The album was recorded in under two months. It feels like a long time ago, and it was. It was actually two years ago that the album was recorded. I went in with a lot of respected producers, and I was familiar with songwriting at the time, but I had a go and I co-wrote on most of the songs on the album. It was like new to me, learning a lot more about how it actually works. I hadn't a clue that you had to go in with different producers and try out different stuff. It was a learning experience for me.
What has the U.S. response to the album been like?
I think I've been very lucky with this album. Off of one single ["Wants You Back"], things started to go great for me and I think that's the reason that people actually bought into me. And the thing with my fans is, they're very committed to actually being involved in everything I do, and that's why they went out and bought the album. And I feel like the response from America has been a lot better than I could have ever expected.
Were you surprised by the response to "Wants You Back"?
It was shocking. I remember the first time I came out to the States. Nobody had a clue who I was, nobody knew my name. And then all of a sudden, "Wants You Back" goes to radio and everyone goes crazy over it. It was just a great feeling, and from that moment on I've been spending a lot of time out here. And it's good ... it's really good to see that all my hard work has paid off.
Your fans are known as "brats." Why is that?
They actually came up with the name. And I feel that the reason why all these boys and girls come up with a name for themselves is because they want to be a part of a group, and that's what I like about being an artist: You can bring so many people together. They like to talk to each other over the Internet about my music, where I am and what I am doing. It's just good to be a part of that, to give them something to look forward to. If I book a show, they definitely look forward to it. And you know, I remember being like that as a kid, and it's just very nice to stimulate that.
You recently returned to the "X Factor" stage for the U.S. version. What was that like?
It felt amazing. I was backstage and it was just a whole different experience. To be treated like a star, it just feels good. And you don't have the added pressure of wondering if you were going to get knocked out that week. I had a lot of fun. It was good to see L.A. [Reid, Epic Records chairman]. It was good to see Simon [Cowell]. I hadn't seen Simon in such a long time.
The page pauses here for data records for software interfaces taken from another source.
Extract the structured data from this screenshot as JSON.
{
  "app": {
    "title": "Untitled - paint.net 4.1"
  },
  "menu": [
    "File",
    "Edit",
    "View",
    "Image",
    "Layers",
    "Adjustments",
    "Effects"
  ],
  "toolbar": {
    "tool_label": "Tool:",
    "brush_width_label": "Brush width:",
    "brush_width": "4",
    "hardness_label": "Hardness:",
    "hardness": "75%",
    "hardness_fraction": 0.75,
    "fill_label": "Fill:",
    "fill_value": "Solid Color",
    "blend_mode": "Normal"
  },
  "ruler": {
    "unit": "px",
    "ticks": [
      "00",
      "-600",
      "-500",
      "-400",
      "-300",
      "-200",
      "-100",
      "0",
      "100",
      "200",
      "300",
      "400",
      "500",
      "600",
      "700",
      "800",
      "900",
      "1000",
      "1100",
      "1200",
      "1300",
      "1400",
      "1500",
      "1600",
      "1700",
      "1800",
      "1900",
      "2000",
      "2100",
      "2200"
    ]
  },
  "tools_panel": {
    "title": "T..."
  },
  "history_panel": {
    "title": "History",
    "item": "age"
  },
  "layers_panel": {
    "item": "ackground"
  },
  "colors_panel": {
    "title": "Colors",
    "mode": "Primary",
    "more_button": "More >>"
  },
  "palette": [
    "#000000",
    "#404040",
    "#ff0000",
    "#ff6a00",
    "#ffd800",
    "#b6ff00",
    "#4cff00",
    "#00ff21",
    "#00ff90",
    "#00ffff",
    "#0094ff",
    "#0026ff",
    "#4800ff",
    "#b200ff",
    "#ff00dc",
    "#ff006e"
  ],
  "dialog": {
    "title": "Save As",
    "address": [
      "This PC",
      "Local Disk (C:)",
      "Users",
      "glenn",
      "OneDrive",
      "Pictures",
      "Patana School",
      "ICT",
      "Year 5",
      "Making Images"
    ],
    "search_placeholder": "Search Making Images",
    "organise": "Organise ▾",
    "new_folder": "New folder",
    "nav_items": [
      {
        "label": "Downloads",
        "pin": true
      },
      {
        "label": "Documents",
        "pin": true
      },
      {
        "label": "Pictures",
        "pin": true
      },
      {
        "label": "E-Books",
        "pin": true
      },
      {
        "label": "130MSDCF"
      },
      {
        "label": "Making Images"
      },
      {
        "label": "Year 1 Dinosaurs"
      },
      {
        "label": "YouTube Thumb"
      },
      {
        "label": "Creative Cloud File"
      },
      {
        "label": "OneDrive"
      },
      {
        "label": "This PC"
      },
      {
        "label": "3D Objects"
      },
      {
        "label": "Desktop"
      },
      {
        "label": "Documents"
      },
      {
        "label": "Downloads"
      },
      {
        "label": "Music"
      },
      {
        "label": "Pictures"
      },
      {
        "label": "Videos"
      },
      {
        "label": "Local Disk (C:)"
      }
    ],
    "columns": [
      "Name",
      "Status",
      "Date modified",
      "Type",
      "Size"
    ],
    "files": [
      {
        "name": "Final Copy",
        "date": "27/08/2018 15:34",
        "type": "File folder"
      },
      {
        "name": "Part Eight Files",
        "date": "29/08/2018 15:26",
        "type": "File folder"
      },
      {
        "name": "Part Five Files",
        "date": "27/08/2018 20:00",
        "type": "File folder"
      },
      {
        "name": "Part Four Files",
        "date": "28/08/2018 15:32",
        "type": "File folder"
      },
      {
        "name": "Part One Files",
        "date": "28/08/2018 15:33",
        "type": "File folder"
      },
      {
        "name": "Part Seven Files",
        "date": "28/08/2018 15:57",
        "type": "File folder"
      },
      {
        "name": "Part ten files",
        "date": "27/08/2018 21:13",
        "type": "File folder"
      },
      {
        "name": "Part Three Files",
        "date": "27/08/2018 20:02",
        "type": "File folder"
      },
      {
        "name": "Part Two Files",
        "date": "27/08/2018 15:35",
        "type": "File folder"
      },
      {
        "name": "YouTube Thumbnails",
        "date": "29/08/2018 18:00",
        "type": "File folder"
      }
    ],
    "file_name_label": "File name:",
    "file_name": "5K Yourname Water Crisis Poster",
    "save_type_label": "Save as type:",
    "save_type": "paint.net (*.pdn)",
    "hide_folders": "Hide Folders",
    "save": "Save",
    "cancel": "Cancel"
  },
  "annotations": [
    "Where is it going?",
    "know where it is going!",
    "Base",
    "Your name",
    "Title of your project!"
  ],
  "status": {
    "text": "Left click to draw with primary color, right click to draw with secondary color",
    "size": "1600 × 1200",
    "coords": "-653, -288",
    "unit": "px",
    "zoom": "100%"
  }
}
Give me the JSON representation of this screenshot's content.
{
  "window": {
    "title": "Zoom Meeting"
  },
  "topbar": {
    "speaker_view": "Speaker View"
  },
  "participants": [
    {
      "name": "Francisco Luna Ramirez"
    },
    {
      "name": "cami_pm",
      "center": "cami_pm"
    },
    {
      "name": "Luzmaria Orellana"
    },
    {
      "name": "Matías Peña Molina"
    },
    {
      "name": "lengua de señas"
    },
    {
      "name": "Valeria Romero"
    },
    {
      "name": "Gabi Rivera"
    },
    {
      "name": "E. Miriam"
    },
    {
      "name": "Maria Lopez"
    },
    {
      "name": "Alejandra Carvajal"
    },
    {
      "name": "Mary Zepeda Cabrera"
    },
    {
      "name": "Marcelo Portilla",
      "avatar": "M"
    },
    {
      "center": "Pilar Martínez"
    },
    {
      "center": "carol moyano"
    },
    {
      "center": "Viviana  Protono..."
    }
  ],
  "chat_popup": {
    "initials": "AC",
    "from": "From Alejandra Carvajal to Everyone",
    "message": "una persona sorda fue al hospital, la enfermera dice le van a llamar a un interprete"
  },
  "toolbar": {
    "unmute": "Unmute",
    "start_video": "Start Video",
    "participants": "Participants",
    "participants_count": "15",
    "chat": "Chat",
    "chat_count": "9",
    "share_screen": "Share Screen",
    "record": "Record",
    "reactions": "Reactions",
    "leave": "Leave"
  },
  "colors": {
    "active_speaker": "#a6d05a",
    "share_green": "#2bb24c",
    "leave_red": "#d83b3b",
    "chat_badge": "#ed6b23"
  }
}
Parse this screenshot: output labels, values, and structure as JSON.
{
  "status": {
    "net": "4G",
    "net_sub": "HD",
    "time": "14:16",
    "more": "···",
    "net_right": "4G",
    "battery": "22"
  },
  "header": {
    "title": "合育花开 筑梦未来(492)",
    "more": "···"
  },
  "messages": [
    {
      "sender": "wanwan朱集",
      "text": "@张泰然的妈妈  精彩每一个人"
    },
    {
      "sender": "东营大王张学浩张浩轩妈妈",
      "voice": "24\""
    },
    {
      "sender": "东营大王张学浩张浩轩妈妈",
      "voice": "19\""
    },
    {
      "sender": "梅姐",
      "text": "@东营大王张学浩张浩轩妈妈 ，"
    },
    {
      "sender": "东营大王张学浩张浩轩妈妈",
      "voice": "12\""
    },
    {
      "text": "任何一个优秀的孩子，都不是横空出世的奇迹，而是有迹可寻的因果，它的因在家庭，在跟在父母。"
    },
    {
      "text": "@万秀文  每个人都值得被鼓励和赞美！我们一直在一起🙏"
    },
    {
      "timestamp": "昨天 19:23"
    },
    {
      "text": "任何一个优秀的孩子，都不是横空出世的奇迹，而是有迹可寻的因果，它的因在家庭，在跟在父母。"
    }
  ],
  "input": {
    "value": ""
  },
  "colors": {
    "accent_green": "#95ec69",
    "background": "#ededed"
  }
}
What advice do you give aspiring singers?
The advice that I give is to prepare yourself. To gain success isn't easy and it never will be. Sometimes, people think that they know what it's like, but in reality they don't. My main bit of advice is to live your life first. Go out and make mistakes first, learn from them and then think about moving forward with a singing career.